The thoughts and speech of other characters is one technique used in indirect characterization. Keep in mind that in this short story, it is one of the most important modes of indirect characterization because it fully supports the main theme of the story, which is the disconnection between a troubled teenager and the adults around him. The speech and thoughts of others about Donny's performance in school, his behavior, and his general attitude may or may not be entirely revealing of his true character, but they show how his behavior is defining his character in a world where the adult expectations and values are not understood nor lived up to by the main character.

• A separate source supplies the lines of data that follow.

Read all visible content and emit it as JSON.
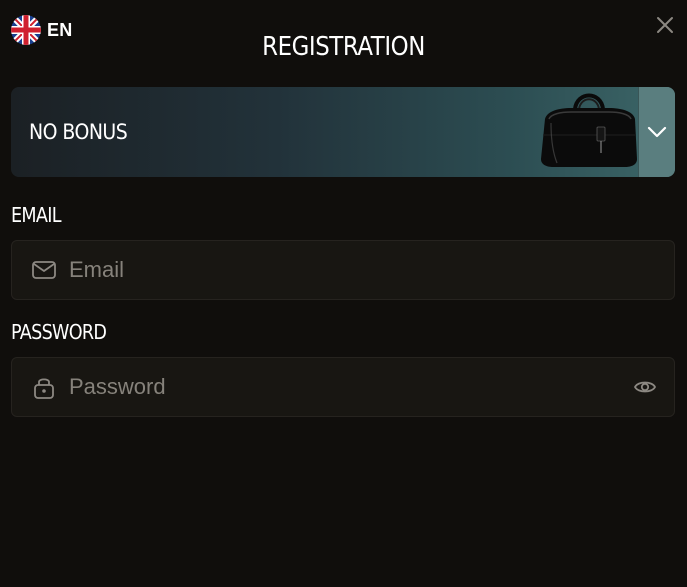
{
  "header": {
    "language": {
      "code": "EN",
      "flag_icon": "uk-flag-icon"
    },
    "title": "REGISTRATION",
    "close_icon": "close-icon"
  },
  "bonus": {
    "label": "NO BONUS",
    "image_icon": "leather-bag-image",
    "toggle_icon": "chevron-down-icon"
  },
  "form": {
    "email": {
      "label": "EMAIL",
      "placeholder": "Email",
      "value": "",
      "icon": "mail-icon"
    },
    "password": {
      "label": "PASSWORD",
      "placeholder": "Password",
      "value": "",
      "icon": "lock-icon",
      "toggle_icon": "eye-icon"
    }
  },
  "colors": {
    "background": "#100e0c",
    "input_background": "#181612",
    "bonus_gradient_start": "#1b2024",
    "bonus_gradient_end": "#3c6668",
    "placeholder": "#86827b"
  }
}
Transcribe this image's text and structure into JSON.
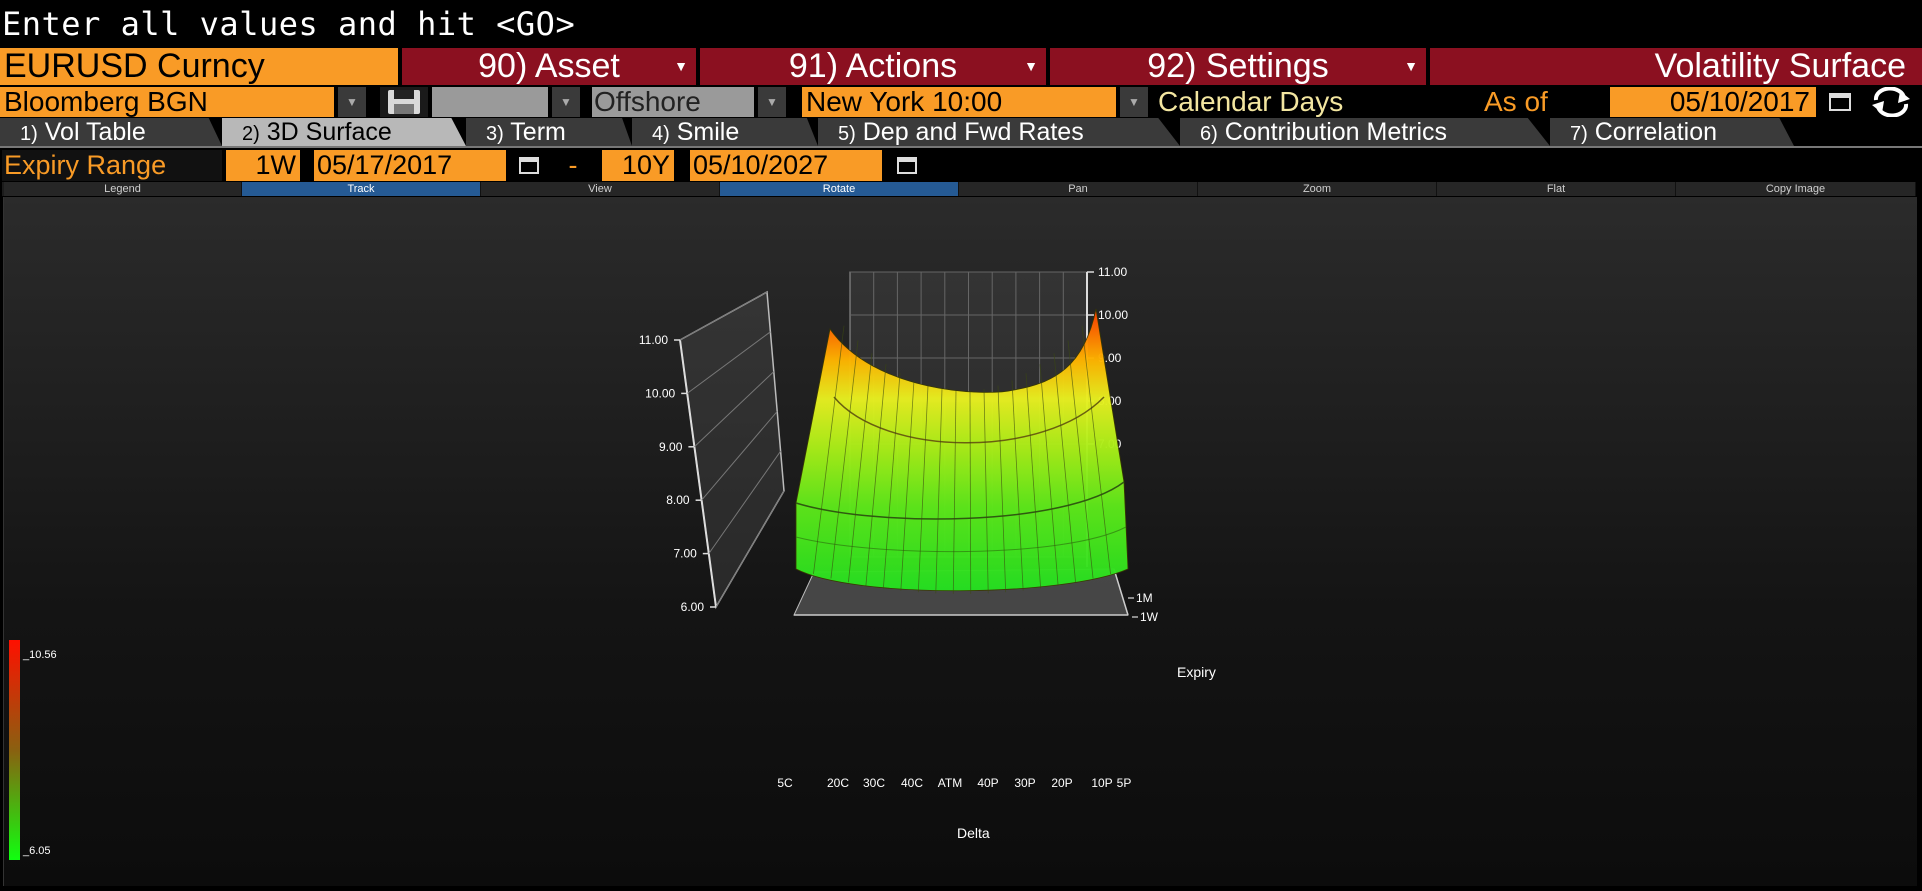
{
  "command_line": "Enter all values and hit <GO>",
  "menu": {
    "security": "EURUSD Curncy",
    "asset": "90) Asset",
    "actions": "91) Actions",
    "settings": "92) Settings",
    "title": "Volatility Surface"
  },
  "controls": {
    "source": "Bloomberg BGN",
    "source_placeholder": "",
    "market": "Offshore",
    "snap_time": "New York 10:00",
    "day_basis": "Calendar Days",
    "as_of_label": "As of",
    "as_of_date": "05/10/2017"
  },
  "tabs": [
    {
      "num": "1)",
      "label": "Vol Table",
      "active": false
    },
    {
      "num": "2)",
      "label": "3D Surface",
      "active": true
    },
    {
      "num": "3)",
      "label": "Term",
      "active": false
    },
    {
      "num": "4)",
      "label": "Smile",
      "active": false
    },
    {
      "num": "5)",
      "label": "Dep and Fwd Rates",
      "active": false
    },
    {
      "num": "6)",
      "label": "Contribution Metrics",
      "active": false
    },
    {
      "num": "7)",
      "label": "Correlation",
      "active": false
    }
  ],
  "expiry": {
    "label": "Expiry Range",
    "from_tenor": "1W",
    "from_date": "05/17/2017",
    "separator": "-",
    "to_tenor": "10Y",
    "to_date": "05/10/2027"
  },
  "toolbar": [
    {
      "label": "Legend",
      "active": false
    },
    {
      "label": "Track",
      "active": true
    },
    {
      "label": "View",
      "active": false
    },
    {
      "label": "Rotate",
      "active": true
    },
    {
      "label": "Pan",
      "active": false
    },
    {
      "label": "Zoom",
      "active": false
    },
    {
      "label": "Flat",
      "active": false
    },
    {
      "label": "Copy Image",
      "active": false
    }
  ],
  "colors": {
    "accent_orange": "#f99b26",
    "menu_red": "#8b1020",
    "active_toolbar": "#255a94",
    "surface_high": "#ff2a00",
    "surface_low": "#1cff10"
  },
  "chart_data": {
    "type": "surface",
    "xlabel": "Delta",
    "ylabel": "Expiry",
    "zlim": [
      6.0,
      11.0
    ],
    "z_ticks": [
      "11.00",
      "10.00",
      "9.00",
      "8.00",
      "7.00",
      "6.00"
    ],
    "back_z_ticks": [
      "11.00",
      "10.00",
      "9.00",
      "8.00",
      "7.00"
    ],
    "x_categories": [
      "5C",
      "20C",
      "30C",
      "40C",
      "ATM",
      "40P",
      "30P",
      "20P",
      "10P",
      "5P"
    ],
    "y_visible_tenors": [
      "1M",
      "1W"
    ],
    "colorbar": {
      "max": "_10.56",
      "min": "_6.05"
    },
    "smile_front_approx": [
      7.9,
      7.3,
      7.0,
      6.8,
      6.7,
      6.7,
      6.8,
      7.0,
      7.3,
      7.9
    ],
    "smile_back_approx": [
      10.4,
      9.3,
      8.6,
      8.2,
      8.0,
      8.0,
      8.2,
      8.6,
      9.3,
      10.56
    ]
  }
}
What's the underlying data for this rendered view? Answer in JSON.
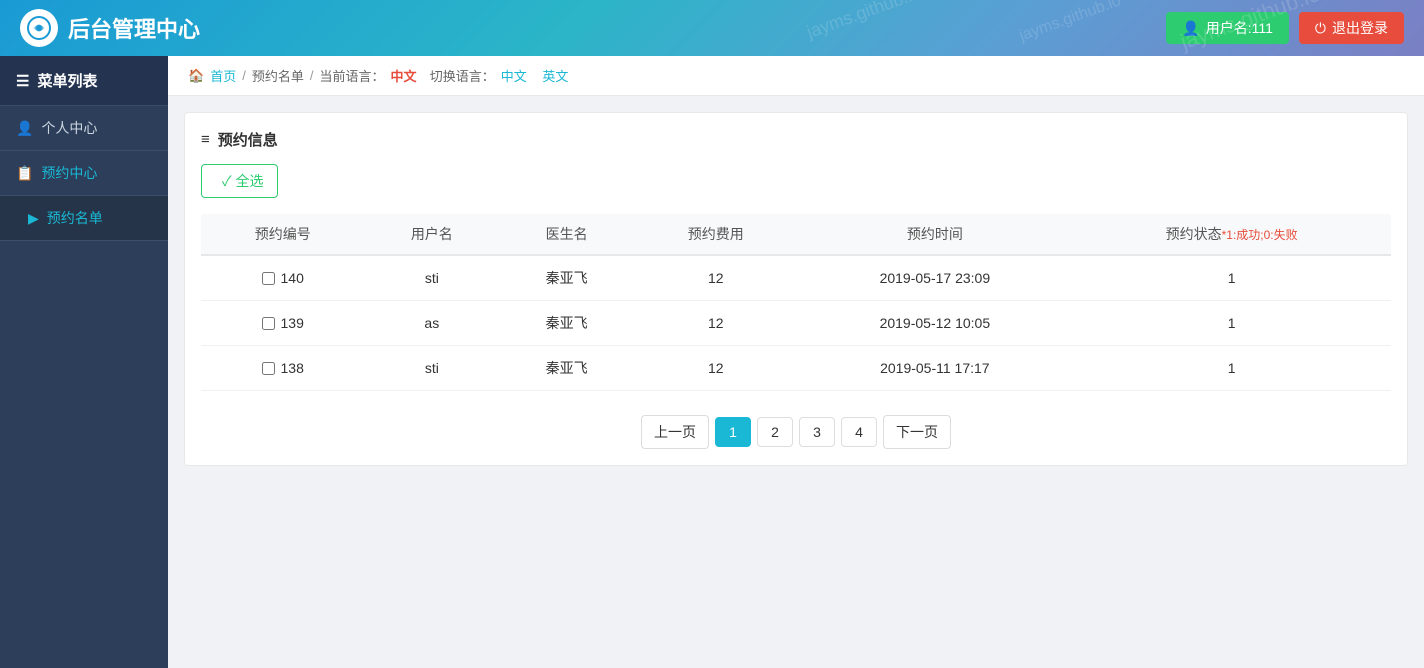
{
  "header": {
    "logo_text": "✕",
    "title": "后台管理中心",
    "user_label": "用户名:111",
    "logout_label": "退出登录"
  },
  "breadcrumb": {
    "home": "首页",
    "sep1": "/",
    "list": "预约名单",
    "sep2": "/",
    "current_lang_prefix": "当前语言：",
    "current_lang": "中文",
    "switch_prefix": "切换语言：",
    "lang_zh": "中文",
    "lang_en": "英文"
  },
  "sidebar": {
    "header": "菜单列表",
    "items": [
      {
        "label": "个人中心",
        "icon": "👤",
        "level": "top"
      },
      {
        "label": "预约中心",
        "icon": "📋",
        "level": "top"
      },
      {
        "label": "预约名单",
        "icon": "▶",
        "level": "sub",
        "active": true
      }
    ]
  },
  "card": {
    "title": "预约信息",
    "select_all": "✓ 全选"
  },
  "table": {
    "columns": [
      "预约编号",
      "用户名",
      "医生名",
      "预约费用",
      "预约时间",
      "预约状态"
    ],
    "status_note": "*1:成功;0:失败",
    "rows": [
      {
        "id": "140",
        "username": "sti",
        "doctor": "秦亚飞",
        "fee": "12",
        "time": "2019-05-17 23:09",
        "status": "1"
      },
      {
        "id": "139",
        "username": "as",
        "doctor": "秦亚飞",
        "fee": "12",
        "time": "2019-05-12 10:05",
        "status": "1"
      },
      {
        "id": "138",
        "username": "sti",
        "doctor": "秦亚飞",
        "fee": "12",
        "time": "2019-05-11 17:17",
        "status": "1"
      }
    ]
  },
  "pagination": {
    "prev": "上一页",
    "next": "下一页",
    "pages": [
      "1",
      "2",
      "3",
      "4"
    ],
    "active_page": "1"
  },
  "watermark": {
    "lines": [
      "jayms.github.io",
      "jayms.github.io",
      "jayms.github.io"
    ]
  }
}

In the very beginning of the story Daisy learns from the principal that her son is "noisy, lazy, and disruptive," and that he fools around and won't respond in class. Her response to the principal after summarizing her strict home rules is that Donny tells his parents he doesn't have any homework or already finished it, indicating he is lying. Another session with the principal later reveals (to both parents) that Donny's behavior and performance are getting worse.
In his sessions with Cal, however, we get to see characterization from Donny's point of view. It is through Cal's open-ended questions (and relationship building techniques) that Donny starts to reveal himself. Cal later tells Donny's parents that he believes the child is "underestimated," has low self esteem, and doesn't feel like anyone listens to him.
Ultimately, even though he builds a more personal relationship with Cal, Donny's behavior never does actually change. Instead of admitting he failed, Cal labels Donny as "emotionally disturbed."
Through the thoughts and speech of each of the other adult characters in this story, it is obvious that Donny is a troubled teen whom none of the characters fully understands. It is also ironic, however, that it is precisely because of the misunderstanding and disconnection he has with the people who should care about him the most that Donny is ultimately such a failure.